The government's official unemployment rate remained virtually unchanged, inching down to 7.2 percent. But that was largely due to more than 91,000 discouraged, jobless adults, who couldn't find full- time jobs, dropping out of the labor force.

It is important to understand that part-time employment was a large part of the jobs total, something that the news media does not emphasize.

"In 2013, nearly half of the employment growth has been in part- time positions," with 456,000 more adults reporting working part-time, says University of Maryland business economist Peter Morici.

"The jobs count may be up, but for recent college graduates and older adults seeking positions the situation is grim," Morici says. "Adding in part-timers who want full time employment and discouraged adults who have abandoned the search for jobs, the unemployment rate becomes 13.6 percent."

The national news media blames the languishing jobs picture on federal budget cuts, including the sequester and the shutdown. But the truth is that the weakening economy is the result of Obama's anti- growth, anti-job policies:

Obamacare, that has led to a great deal more part-time employment to escape its employer-paid health insurance mandates; the hefty January tax increases that have cut into capital investment and hit small businesses especially hard; soaring budget deficits (at least $650 billion in this year alone) that are sucking hundreds of billions of dollars out of the economy; and a sea of business regulations that have heaped huge, job-killing costs on employers.

Obama's mea culpa Monday, over the disastrous rollout of his not- well-thought-out healthcare plan, acknowledged that it needed more work in its application systems. Others said that the problems go much deeper than that.

Days before, when the White House was pressuring officials at the Department of Health and Human Services to begin the sign up, online system, insiders were telling superiors that it wasn't ready.

Officials held a simulated run of the Web site to test if it could easily handle tens of thousands of people at one time. It crashed on the first try when "just a few hundred people tried to log on simultaneously," the Washington Post reported Tuesday.

A month before it was to open for business, test officials had warned the administration the system was riddled with problems and not ready for prime time.

But Obama's job approval polls were falling into the low 40s and the White House was under pressure to show some progress.

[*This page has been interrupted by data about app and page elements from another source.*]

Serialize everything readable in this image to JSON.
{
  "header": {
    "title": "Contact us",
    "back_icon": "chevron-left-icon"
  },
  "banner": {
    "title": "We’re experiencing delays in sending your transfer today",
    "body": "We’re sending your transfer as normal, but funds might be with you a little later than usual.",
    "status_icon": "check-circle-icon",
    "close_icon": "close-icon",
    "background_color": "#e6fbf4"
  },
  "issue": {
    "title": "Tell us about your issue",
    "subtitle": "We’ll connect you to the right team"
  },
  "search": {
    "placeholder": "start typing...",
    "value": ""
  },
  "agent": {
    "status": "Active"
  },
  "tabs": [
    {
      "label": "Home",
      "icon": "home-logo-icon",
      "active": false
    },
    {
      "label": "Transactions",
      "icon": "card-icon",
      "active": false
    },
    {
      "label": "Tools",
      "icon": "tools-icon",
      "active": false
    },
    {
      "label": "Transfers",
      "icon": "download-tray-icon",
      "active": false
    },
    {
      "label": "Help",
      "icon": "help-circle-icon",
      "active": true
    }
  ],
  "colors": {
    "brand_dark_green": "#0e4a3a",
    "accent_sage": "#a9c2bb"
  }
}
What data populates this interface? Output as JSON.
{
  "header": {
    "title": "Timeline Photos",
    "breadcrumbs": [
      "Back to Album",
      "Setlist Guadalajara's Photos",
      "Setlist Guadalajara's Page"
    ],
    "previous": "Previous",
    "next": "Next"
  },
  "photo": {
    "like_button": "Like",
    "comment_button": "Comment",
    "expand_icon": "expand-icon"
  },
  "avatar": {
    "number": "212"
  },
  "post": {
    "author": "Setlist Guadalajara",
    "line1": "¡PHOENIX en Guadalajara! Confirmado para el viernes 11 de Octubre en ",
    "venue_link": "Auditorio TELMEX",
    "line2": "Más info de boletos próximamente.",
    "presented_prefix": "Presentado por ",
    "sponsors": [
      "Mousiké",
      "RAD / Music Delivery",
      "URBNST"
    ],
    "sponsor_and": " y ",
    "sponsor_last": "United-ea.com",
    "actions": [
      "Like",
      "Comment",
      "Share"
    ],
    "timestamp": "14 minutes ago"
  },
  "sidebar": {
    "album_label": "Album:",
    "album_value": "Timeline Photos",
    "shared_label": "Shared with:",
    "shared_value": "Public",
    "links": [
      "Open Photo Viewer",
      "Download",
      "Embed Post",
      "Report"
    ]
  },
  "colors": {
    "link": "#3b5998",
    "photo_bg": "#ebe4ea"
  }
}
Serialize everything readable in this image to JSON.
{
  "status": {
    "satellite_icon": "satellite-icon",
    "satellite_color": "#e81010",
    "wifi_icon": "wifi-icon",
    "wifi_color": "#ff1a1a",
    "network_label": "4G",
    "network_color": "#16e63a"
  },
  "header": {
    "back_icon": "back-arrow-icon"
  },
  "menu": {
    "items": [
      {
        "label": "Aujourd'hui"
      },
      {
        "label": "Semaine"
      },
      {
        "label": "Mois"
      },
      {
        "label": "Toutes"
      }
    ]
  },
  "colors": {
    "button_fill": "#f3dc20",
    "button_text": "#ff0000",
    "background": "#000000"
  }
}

So officials plowed ahead with the rollout anyway, though fearing the worst.

Obama now says the problems "are being fixed," but Americans are not so sure.

A Post-ABC News poll Monday showed that a hefty 56 percent of Americans believe the Web site's many troubles "reflect larger problems with the health care law, an alarming figure for the administration," the Post said.

The White House still hasn't released specific figures on how many Americans are signing up. It's a pivotal question that goes to the core of whether the heath care plan will be financially viable in the years to come.

Early signs suggest younger Americans are not signing up in the numbers necessary to offset the costs of older Americans who are more prone to illnesses. And insiders say its programmatic flaws may be a lot deeper than the government acknowledges.

"We are now entering week four of the botched health care rollout, and with hundreds of millions of taxpayer dollars spent for a system that still does not work," said House Commerce Committee Chairman Fred Upton who is opening hearings into the health care fiasco.

The White House will have more to say about all this in the days and weeks to come. Expect a lot of excuses.


Donald Lambro

Donald Lambro is chief political correspondent for The Washington Times.